That said, I thought to myself, Indigo Snakes are rare, having been brought to the edge of extinction due to habitat loss and collection by poachers. I didn't expect to hear from Andy again.
So, just a few days later, I was surprised to get this e-mail:
"I watched a snake with its head erect out of a gopher tortoise burrow for about ten minutes before it ducked back in. I'll send photos later.

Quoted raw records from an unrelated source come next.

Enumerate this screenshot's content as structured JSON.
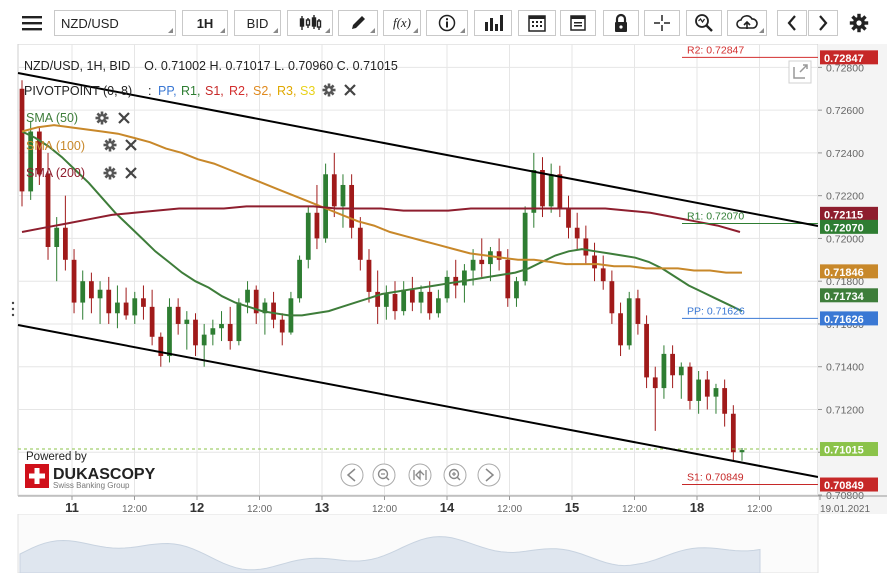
{
  "toolbar": {
    "menu_icon": "hamburger-menu-icon",
    "symbol": "NZD/USD",
    "timeframe": "1H",
    "price_type": "BID",
    "tools": [
      "candles-icon",
      "draw-icon",
      "function-icon",
      "info-icon",
      "volume-icon",
      "calendar-icon",
      "report-icon",
      "lock-icon",
      "crosshair-icon",
      "zoom-icon",
      "upload-icon"
    ],
    "nav_prev_icon": "chevron-left-icon",
    "nav_next_icon": "chevron-right-icon",
    "settings_icon": "gear-icon",
    "function_label": "f(x)"
  },
  "header": {
    "ohlc": "NZD/USD, 1H, BID    O. 0.71002 H. 0.71017 L. 0.70960 C. 0.71015"
  },
  "indicators": {
    "pivot": {
      "name": "PIVOTPOINT (0, 8)",
      "sep": ":",
      "levels": [
        "PP,",
        "R1,",
        "S1,",
        "R2,",
        "S2,",
        "R3,",
        "S3"
      ]
    },
    "sma50": "SMA (50)",
    "sma100": "SMA (100)",
    "sma200": "SMA (200)"
  },
  "branding": {
    "powered_by": "Powered by",
    "name": "DUKASCOPY",
    "tagline": "Swiss Banking Group"
  },
  "colors": {
    "up": "#2e7d32",
    "down": "#a01a1a",
    "sma50": "#3e7d3a",
    "sma100": "#c8882a",
    "sma200": "#8e1e2e",
    "pp": "#3a78d4",
    "r1": "#2e7d32",
    "r2": "#d32f2f",
    "s1": "#c62828",
    "s2": "#e08a1e",
    "r3": "#e0a800",
    "s3": "#e8d21a",
    "grid": "#e6e6e6",
    "trendline": "#000000"
  },
  "chart_data": {
    "type": "candlestick",
    "symbol": "NZD/USD",
    "timeframe": "1H",
    "ylim": [
      0.708,
      0.729
    ],
    "y_ticks": [
      "0.70800",
      "0.71000",
      "0.71200",
      "0.71400",
      "0.71600",
      "0.71800",
      "0.72000",
      "0.72200",
      "0.72400",
      "0.72600",
      "0.72800"
    ],
    "x_ticks": [
      "11",
      "12:00",
      "12",
      "12:00",
      "13",
      "12:00",
      "14",
      "12:00",
      "15",
      "12:00",
      "18",
      "12:00",
      "19.01.2021"
    ],
    "grid": true,
    "candles_ohlc": [
      [
        0.727,
        0.7274,
        0.7215,
        0.7222
      ],
      [
        0.7222,
        0.7255,
        0.7218,
        0.725
      ],
      [
        0.725,
        0.7252,
        0.7225,
        0.723
      ],
      [
        0.723,
        0.724,
        0.719,
        0.7196
      ],
      [
        0.7196,
        0.721,
        0.718,
        0.7205
      ],
      [
        0.7205,
        0.722,
        0.7185,
        0.719
      ],
      [
        0.719,
        0.7195,
        0.7165,
        0.717
      ],
      [
        0.717,
        0.7185,
        0.7162,
        0.718
      ],
      [
        0.718,
        0.7184,
        0.7165,
        0.7172
      ],
      [
        0.7172,
        0.718,
        0.716,
        0.7176
      ],
      [
        0.7176,
        0.7182,
        0.716,
        0.7165
      ],
      [
        0.7165,
        0.7178,
        0.7158,
        0.717
      ],
      [
        0.717,
        0.7177,
        0.7162,
        0.7164
      ],
      [
        0.7164,
        0.7175,
        0.716,
        0.7172
      ],
      [
        0.7172,
        0.7178,
        0.7162,
        0.7168
      ],
      [
        0.7168,
        0.7176,
        0.715,
        0.7154
      ],
      [
        0.7154,
        0.7156,
        0.714,
        0.7145
      ],
      [
        0.7145,
        0.7172,
        0.7142,
        0.7168
      ],
      [
        0.7168,
        0.7172,
        0.7155,
        0.716
      ],
      [
        0.716,
        0.7166,
        0.7148,
        0.7162
      ],
      [
        0.7162,
        0.7165,
        0.7145,
        0.715
      ],
      [
        0.715,
        0.716,
        0.714,
        0.7155
      ],
      [
        0.7155,
        0.7162,
        0.715,
        0.7158
      ],
      [
        0.7158,
        0.7166,
        0.7152,
        0.716
      ],
      [
        0.716,
        0.7168,
        0.7148,
        0.7152
      ],
      [
        0.7152,
        0.7172,
        0.715,
        0.717
      ],
      [
        0.717,
        0.718,
        0.7165,
        0.7176
      ],
      [
        0.7176,
        0.7178,
        0.716,
        0.7165
      ],
      [
        0.7165,
        0.7172,
        0.7155,
        0.717
      ],
      [
        0.717,
        0.7175,
        0.7158,
        0.7162
      ],
      [
        0.7162,
        0.7165,
        0.715,
        0.7156
      ],
      [
        0.7156,
        0.7175,
        0.7155,
        0.7172
      ],
      [
        0.7172,
        0.7192,
        0.717,
        0.719
      ],
      [
        0.719,
        0.7215,
        0.7186,
        0.7212
      ],
      [
        0.7212,
        0.7225,
        0.7195,
        0.72
      ],
      [
        0.72,
        0.7235,
        0.7198,
        0.723
      ],
      [
        0.723,
        0.724,
        0.721,
        0.7215
      ],
      [
        0.7215,
        0.723,
        0.7205,
        0.7225
      ],
      [
        0.7225,
        0.723,
        0.72,
        0.7205
      ],
      [
        0.7205,
        0.721,
        0.7185,
        0.719
      ],
      [
        0.719,
        0.7195,
        0.717,
        0.7175
      ],
      [
        0.7175,
        0.7185,
        0.716,
        0.7168
      ],
      [
        0.7168,
        0.7178,
        0.7162,
        0.7174
      ],
      [
        0.7174,
        0.718,
        0.7162,
        0.7166
      ],
      [
        0.7166,
        0.718,
        0.7164,
        0.7176
      ],
      [
        0.7176,
        0.7182,
        0.7166,
        0.717
      ],
      [
        0.717,
        0.7178,
        0.7165,
        0.7175
      ],
      [
        0.7175,
        0.718,
        0.7162,
        0.7165
      ],
      [
        0.7165,
        0.7176,
        0.7163,
        0.7172
      ],
      [
        0.7172,
        0.7185,
        0.717,
        0.7182
      ],
      [
        0.7182,
        0.719,
        0.7172,
        0.7178
      ],
      [
        0.7178,
        0.7188,
        0.717,
        0.7185
      ],
      [
        0.7185,
        0.7195,
        0.7178,
        0.719
      ],
      [
        0.719,
        0.72,
        0.7182,
        0.7188
      ],
      [
        0.7188,
        0.7196,
        0.718,
        0.7194
      ],
      [
        0.7194,
        0.72,
        0.7185,
        0.719
      ],
      [
        0.719,
        0.7195,
        0.7168,
        0.7172
      ],
      [
        0.7172,
        0.7182,
        0.7168,
        0.718
      ],
      [
        0.718,
        0.7215,
        0.7178,
        0.7212
      ],
      [
        0.7212,
        0.724,
        0.7205,
        0.7232
      ],
      [
        0.7232,
        0.7238,
        0.721,
        0.7215
      ],
      [
        0.7215,
        0.7235,
        0.7212,
        0.723
      ],
      [
        0.723,
        0.7234,
        0.721,
        0.7214
      ],
      [
        0.7214,
        0.722,
        0.72,
        0.7205
      ],
      [
        0.7205,
        0.7212,
        0.7195,
        0.72
      ],
      [
        0.72,
        0.7206,
        0.7188,
        0.7192
      ],
      [
        0.7192,
        0.7198,
        0.718,
        0.7186
      ],
      [
        0.7186,
        0.7192,
        0.7176,
        0.718
      ],
      [
        0.718,
        0.7185,
        0.716,
        0.7165
      ],
      [
        0.7165,
        0.717,
        0.7145,
        0.715
      ],
      [
        0.715,
        0.7175,
        0.7148,
        0.7172
      ],
      [
        0.7172,
        0.7176,
        0.7155,
        0.716
      ],
      [
        0.716,
        0.7164,
        0.713,
        0.7135
      ],
      [
        0.7135,
        0.714,
        0.711,
        0.713
      ],
      [
        0.713,
        0.715,
        0.7125,
        0.7146
      ],
      [
        0.7146,
        0.715,
        0.713,
        0.7136
      ],
      [
        0.7136,
        0.7142,
        0.7125,
        0.714
      ],
      [
        0.714,
        0.7142,
        0.712,
        0.7124
      ],
      [
        0.7124,
        0.7138,
        0.7118,
        0.7134
      ],
      [
        0.7134,
        0.7138,
        0.712,
        0.7126
      ],
      [
        0.7126,
        0.7132,
        0.7118,
        0.713
      ],
      [
        0.713,
        0.7134,
        0.7112,
        0.7118
      ],
      [
        0.7118,
        0.7122,
        0.7096,
        0.71
      ],
      [
        0.71,
        0.7102,
        0.7096,
        0.7101
      ]
    ],
    "series": [
      {
        "name": "SMA (50)",
        "values": [
          0.725,
          0.7247,
          0.7243,
          0.7238,
          0.7232,
          0.7226,
          0.7219,
          0.7212,
          0.7206,
          0.72,
          0.7194,
          0.7189,
          0.7184,
          0.718,
          0.7177,
          0.7173,
          0.717,
          0.7168,
          0.7166,
          0.7165,
          0.7164,
          0.7164,
          0.7165,
          0.7166,
          0.7168,
          0.717,
          0.7172,
          0.7174,
          0.7175,
          0.7176,
          0.7177,
          0.7178,
          0.7179,
          0.718,
          0.7181,
          0.7182,
          0.7183,
          0.7184,
          0.7186,
          0.7189,
          0.7192,
          0.7194,
          0.7195,
          0.7194,
          0.7193,
          0.7192,
          0.7191,
          0.7189,
          0.7186,
          0.7182,
          0.7178,
          0.7175,
          0.7172,
          0.7169,
          0.7166
        ]
      },
      {
        "name": "SMA (100)",
        "values": [
          0.725,
          0.7252,
          0.7253,
          0.7252,
          0.7251,
          0.725,
          0.7249,
          0.7247,
          0.7245,
          0.7242,
          0.724,
          0.7237,
          0.7235,
          0.7232,
          0.7229,
          0.7226,
          0.7223,
          0.722,
          0.7217,
          0.7214,
          0.7211,
          0.7208,
          0.7206,
          0.7203,
          0.7201,
          0.7199,
          0.7197,
          0.7195,
          0.7193,
          0.7192,
          0.7191,
          0.719,
          0.719,
          0.7189,
          0.7188,
          0.7188,
          0.7188,
          0.7187,
          0.7187,
          0.7186,
          0.7186,
          0.7186,
          0.7185,
          0.7185,
          0.7184,
          0.7184
        ]
      },
      {
        "name": "SMA (200)",
        "values": [
          0.7203,
          0.7205,
          0.7207,
          0.7209,
          0.7211,
          0.7212,
          0.7213,
          0.7214,
          0.7214,
          0.7214,
          0.7215,
          0.7215,
          0.7215,
          0.7215,
          0.7214,
          0.7214,
          0.7214,
          0.7213,
          0.7213,
          0.7213,
          0.7214,
          0.7214,
          0.7214,
          0.7214,
          0.7214,
          0.7214,
          0.7214,
          0.7213,
          0.7212,
          0.721,
          0.7208,
          0.7206,
          0.7203
        ]
      }
    ],
    "pivot_levels": [
      {
        "name": "R2",
        "label": "R2: 0.72847",
        "value": 0.72847
      },
      {
        "name": "R1",
        "label": "R1: 0.72070",
        "value": 0.7207
      },
      {
        "name": "PP",
        "label": "PP: 0.71626",
        "value": 0.71626
      },
      {
        "name": "S1",
        "label": "S1: 0.70849",
        "value": 0.70849
      }
    ],
    "price_tags": [
      {
        "text": "0.72847",
        "value": 0.72847,
        "bg": "#c62828"
      },
      {
        "text": "0.72115",
        "value": 0.72115,
        "bg": "#8e1e2e"
      },
      {
        "text": "0.72070",
        "value": 0.7207,
        "bg": "#2e7d32"
      },
      {
        "text": "0.71846",
        "value": 0.71846,
        "bg": "#c8882a"
      },
      {
        "text": "0.71734",
        "value": 0.71734,
        "bg": "#3e7d3a"
      },
      {
        "text": "0.71626",
        "value": 0.71626,
        "bg": "#3a78d4"
      },
      {
        "text": "0.71015",
        "value": 0.71015,
        "bg": "#8bc34a"
      },
      {
        "text": "0.70849",
        "value": 0.70849,
        "bg": "#c62828"
      }
    ],
    "current_price": 0.71015
  }
}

I didn't know what to think. Indigo Snakes and Gopher Tortoises, Gopherus polyphemus, have a close relationship and the snakes often use tortoise burrows for shelter. In addition, Jimmy and Sierra Stiles, tasked with monitoring the reintroduced population of Indigo Snakes in Alabama, had recently told me about how they had observed an Indigo Snake do just as Andy had described. We thought this was a way for the snakes to periscope and see what was going on from the relative safety of a tortoise burrow. When disturbed, the Alabama snake had also ducked back in, just as Andy had seen in Florida (they are a crafty species).
So, was this a spotting of the federally-threatened Indigo Snake? A snake, I might add, that I have never seen in the wild? I kept hitting refresh on my e-mail until the pictures arrived.
You tell me...Is this an Indigo Snake? Why or why not?